▸ Records for this exercise
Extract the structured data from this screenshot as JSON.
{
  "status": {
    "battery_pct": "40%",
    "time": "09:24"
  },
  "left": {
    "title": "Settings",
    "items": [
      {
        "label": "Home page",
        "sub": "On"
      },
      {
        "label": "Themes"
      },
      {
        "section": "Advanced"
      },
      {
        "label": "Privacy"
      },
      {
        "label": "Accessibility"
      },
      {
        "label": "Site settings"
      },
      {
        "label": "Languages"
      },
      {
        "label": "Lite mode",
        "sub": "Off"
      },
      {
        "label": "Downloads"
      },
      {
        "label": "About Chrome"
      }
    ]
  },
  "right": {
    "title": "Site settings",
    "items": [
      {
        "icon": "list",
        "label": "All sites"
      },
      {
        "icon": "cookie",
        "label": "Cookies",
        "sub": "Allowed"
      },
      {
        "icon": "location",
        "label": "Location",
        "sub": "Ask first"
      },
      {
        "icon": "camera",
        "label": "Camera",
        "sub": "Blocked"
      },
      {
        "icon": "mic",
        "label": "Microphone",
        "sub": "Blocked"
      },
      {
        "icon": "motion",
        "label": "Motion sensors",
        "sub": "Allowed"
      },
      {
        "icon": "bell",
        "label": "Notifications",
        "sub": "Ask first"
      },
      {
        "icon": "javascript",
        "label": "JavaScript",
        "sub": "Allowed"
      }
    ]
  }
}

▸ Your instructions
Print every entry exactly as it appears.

▸ Task response
Extract the structured data from this screenshot as JSON.
{
  "status": {
    "battery_pct": "40%",
    "time": "09:24"
  },
  "left": {
    "title": "Settings",
    "items": [
      {
        "label": "Home page",
        "sub": "On"
      },
      {
        "label": "Themes"
      },
      {
        "section": "Advanced"
      },
      {
        "label": "Privacy"
      },
      {
        "label": "Accessibility"
      },
      {
        "label": "Site settings"
      },
      {
        "label": "Languages"
      },
      {
        "label": "Lite mode",
        "sub": "Off"
      },
      {
        "label": "Downloads"
      },
      {
        "label": "About Chrome"
      }
    ]
  },
  "right": {
    "title": "Site settings",
    "items": [
      {
        "icon": "list",
        "label": "All sites"
      },
      {
        "icon": "cookie",
        "label": "Cookies",
        "sub": "Allowed"
      },
      {
        "icon": "location",
        "label": "Location",
        "sub": "Ask first"
      },
      {
        "icon": "camera",
        "label": "Camera",
        "sub": "Blocked"
      },
      {
        "icon": "mic",
        "label": "Microphone",
        "sub": "Blocked"
      },
      {
        "icon": "motion",
        "label": "Motion sensors",
        "sub": "Allowed"
      },
      {
        "icon": "bell",
        "label": "Notifications",
        "sub": "Ask first"
      },
      {
        "icon": "javascript",
        "label": "JavaScript",
        "sub": "Allowed"
      }
    ]
  }
}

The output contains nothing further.